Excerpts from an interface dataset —
---

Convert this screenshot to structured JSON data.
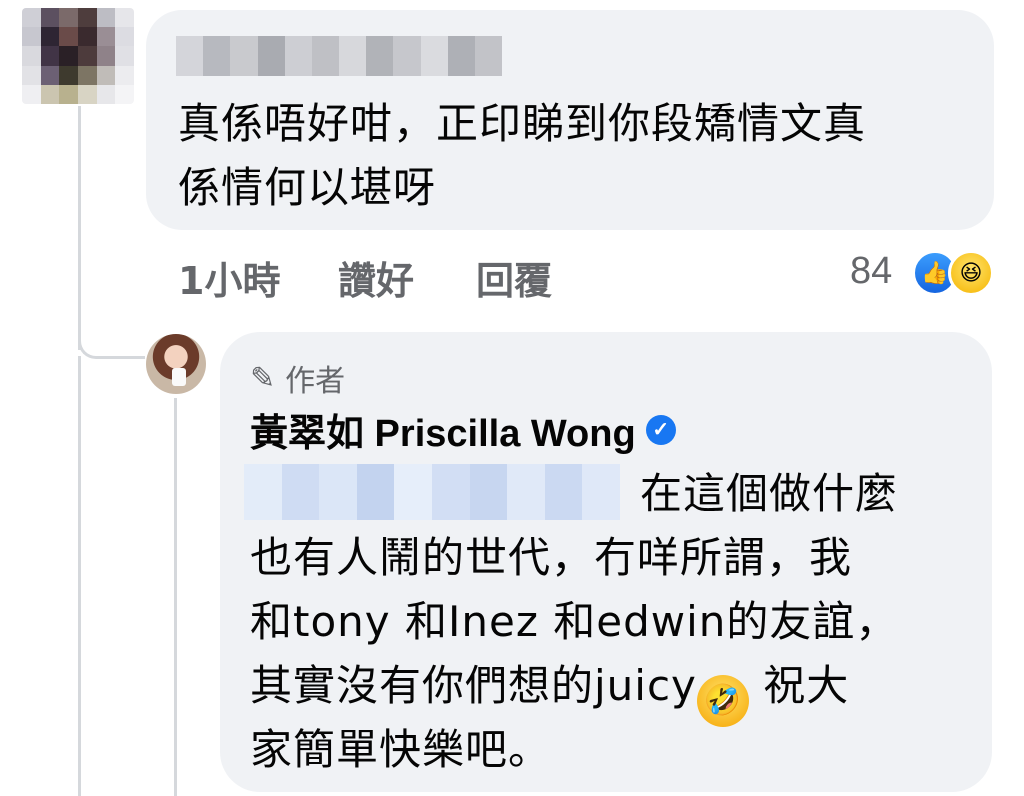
{
  "comment": {
    "text_line1": "真係唔好咁，正印睇到你段矯情文真",
    "text_line2": "係情何以堪呀",
    "actions": {
      "time": "1小時",
      "like": "讚好",
      "reply": "回覆"
    },
    "reaction_count": "84",
    "reactions": [
      "like-icon",
      "haha-icon"
    ]
  },
  "reply": {
    "author_badge": "作者",
    "author_name": "黃翠如 Priscilla Wong",
    "lines": [
      "在這個做什麼",
      "也有人鬧的世代，冇咩所謂，我",
      "和tony 和Inez 和edwin的友誼，",
      "其實沒有你們想的juicy",
      "祝大",
      "家簡單快樂吧。"
    ]
  },
  "colors": {
    "bubble": "#f0f2f5",
    "secondary_text": "#65676b",
    "verified_blue": "#1877f2"
  }
}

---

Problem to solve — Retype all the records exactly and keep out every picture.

Result —
Convert this screenshot to structured JSON data.
{
  "comment": {
    "text_line1": "真係唔好咁，正印睇到你段矯情文真",
    "text_line2": "係情何以堪呀",
    "actions": {
      "time": "1小時",
      "like": "讚好",
      "reply": "回覆"
    },
    "reaction_count": "84",
    "reactions": [
      "like-icon",
      "haha-icon"
    ]
  },
  "reply": {
    "author_badge": "作者",
    "author_name": "黃翠如 Priscilla Wong",
    "lines": [
      "在這個做什麼",
      "也有人鬧的世代，冇咩所謂，我",
      "和tony 和Inez 和edwin的友誼，",
      "其實沒有你們想的juicy",
      "祝大",
      "家簡單快樂吧。"
    ]
  },
  "colors": {
    "bubble": "#f0f2f5",
    "secondary_text": "#65676b",
    "verified_blue": "#1877f2"
  }
}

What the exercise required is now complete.